In the South China Sea, the main risk is escalation of tension and even military hostilities. Last year China detained several Vietnamese for illegal fishing around disputed islands, and a meeting of regional powers failed to agree a framework for dealing with the dispute.

Many in Vietnam believe their close ties with the United States can counterbalance Chinese influence, but in July top U.S. diplomat Hillary Clinton said closer cooperation would depend upon Vietnam improving its human rights conduct.

The U.S. supplies Vietnam with non-lethal military equipment, but American officials said sales of lethal military goods would be off the table until Hanoi showed considerable improvement in human rights.

Neither Hanoi nor Beijing want a naval clash about the South China Sea, which is home to important fisheries and potentially deposits of oil and gas.

In December, China told Vietnam to stop exploring for oil in disputed areas, and to not harass Chinese fishing boats. That came months after China's top offshore oil producer CNOOC saying it would push forcefully to develop oil and gas in the South China Sea.

Hanoi's challenge is to keep its most important but perhaps most fraught diplomatic relationship on an even keel, while being seen as sensitive to pressure from a population that is highly suspicious of China.

What to watch:

- Arms deals. Vietnam wants to expand its surveillance and maritime patrol capabilities, meaning deals with Western defence firms worth hundreds of millions of dollars could soon be on the table.

- China's actions in the South China Sea, and moves by other claimant countries: Brunei, Malaysia, the Philippines and Taiwan. Involvement of the United States.
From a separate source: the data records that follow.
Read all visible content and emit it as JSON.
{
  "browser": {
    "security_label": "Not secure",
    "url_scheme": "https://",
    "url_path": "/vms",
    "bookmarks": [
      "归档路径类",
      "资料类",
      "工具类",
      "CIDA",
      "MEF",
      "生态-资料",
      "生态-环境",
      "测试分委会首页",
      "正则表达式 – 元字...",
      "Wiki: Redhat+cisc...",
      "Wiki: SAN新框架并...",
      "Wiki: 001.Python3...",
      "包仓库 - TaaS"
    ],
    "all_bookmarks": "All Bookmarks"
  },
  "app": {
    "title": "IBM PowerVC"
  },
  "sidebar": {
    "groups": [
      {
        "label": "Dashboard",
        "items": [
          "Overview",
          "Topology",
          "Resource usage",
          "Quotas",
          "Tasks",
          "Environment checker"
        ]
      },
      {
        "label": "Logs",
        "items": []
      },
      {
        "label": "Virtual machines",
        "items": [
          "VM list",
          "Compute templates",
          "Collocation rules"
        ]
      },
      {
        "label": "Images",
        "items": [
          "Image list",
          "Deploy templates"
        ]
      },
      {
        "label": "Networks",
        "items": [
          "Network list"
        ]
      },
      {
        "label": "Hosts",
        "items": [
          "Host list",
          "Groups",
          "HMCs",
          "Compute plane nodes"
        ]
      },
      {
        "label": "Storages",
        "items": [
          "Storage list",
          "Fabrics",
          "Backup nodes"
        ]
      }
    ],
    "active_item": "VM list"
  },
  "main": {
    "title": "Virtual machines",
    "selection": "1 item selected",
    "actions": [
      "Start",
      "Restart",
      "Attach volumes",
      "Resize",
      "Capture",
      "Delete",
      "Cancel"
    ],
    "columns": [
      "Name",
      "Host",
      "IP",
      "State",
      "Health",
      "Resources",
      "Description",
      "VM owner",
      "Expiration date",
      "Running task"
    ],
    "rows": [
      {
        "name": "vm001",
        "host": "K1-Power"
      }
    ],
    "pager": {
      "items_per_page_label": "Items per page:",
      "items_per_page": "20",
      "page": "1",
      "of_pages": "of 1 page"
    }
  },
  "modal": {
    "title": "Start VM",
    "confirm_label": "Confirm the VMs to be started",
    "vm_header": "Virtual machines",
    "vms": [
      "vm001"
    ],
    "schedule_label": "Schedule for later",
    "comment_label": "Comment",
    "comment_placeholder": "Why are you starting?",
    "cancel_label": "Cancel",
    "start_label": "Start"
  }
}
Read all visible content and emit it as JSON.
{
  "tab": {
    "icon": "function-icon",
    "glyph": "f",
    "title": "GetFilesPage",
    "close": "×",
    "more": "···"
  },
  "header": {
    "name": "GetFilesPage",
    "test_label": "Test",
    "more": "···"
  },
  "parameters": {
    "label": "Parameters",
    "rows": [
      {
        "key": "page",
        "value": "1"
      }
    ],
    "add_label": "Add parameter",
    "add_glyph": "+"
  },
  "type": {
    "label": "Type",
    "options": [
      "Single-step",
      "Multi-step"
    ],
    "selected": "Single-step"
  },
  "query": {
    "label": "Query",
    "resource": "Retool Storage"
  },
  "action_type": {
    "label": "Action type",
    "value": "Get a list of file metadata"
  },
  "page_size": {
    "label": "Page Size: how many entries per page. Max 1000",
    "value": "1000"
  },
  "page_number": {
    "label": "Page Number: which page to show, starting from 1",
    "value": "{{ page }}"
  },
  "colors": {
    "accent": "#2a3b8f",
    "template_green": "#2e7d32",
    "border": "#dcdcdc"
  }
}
China wants the United States to stay out of the dispute, but Vietnam sees Washington as a key ally.

- Public response, especially anti-China protests in major cities.


Gross domestic product growth slowed to an estimated 5.03 percent in 2012, the government's General Statistics Office said, making it the slackest growth pace in at least 13 years.

The government wants to restructure the country's debt-laden state firms and its banking system, but critics worry that converting these plans into action could prove difficult, given the entrenched interests in the status quo.

The banking system is creaking under non-performing loans estimated at up to $15.6 billion, as much as 10 percent of total lending. State firms such as shipbuilder Vinashin, which almost collapsed in 2010 under $4.5 billion in debt, account for much of the problem.

Vietnam's economic policymaking, far from transparent, is a big concern for economists and investors.

In August 2012 a banking tycoon and another senior executive at a bank in Ho Chi Minh City were arrested, sending the stock index to a seven-month low on worries about bad debt, and the ability of the banking system to withstand shocks.

Land grabs by officials are a growing source of friction in a country where open criticism of the authorities is rare. In April, police detained 20 people involved in a clash over a disputed plot of land outside Hanoi, saying they obstructed officials.

As land prices have risen, officials have in some cases moved farmers off their land to make way for lucrative industrial projects. Disputes have also arisen over the amounts of compensation paid, decisions which are regulated by provincial authorities.

What to watch:

- Follow-through on the raft of measures to bring down inflation and stabilise the economy.

- The gap between black market dollar/dong rates and interbank rates, which are a key gauge of pressure on the currency. After a crackdown on the black market and the imposition of a cap on dollar deposit rates, the gap has been largely eliminated.

- Steps taken by the authorities to cut the trade deficit.

- Measures taken to restructure markets and businesses.

- Popular reaction to land grabs. If they provoke widespread public anger, and large numbers of people rally behind those whose land has been taken, it could prove a problem for the authorities. (Editing by Daniel Magnowski)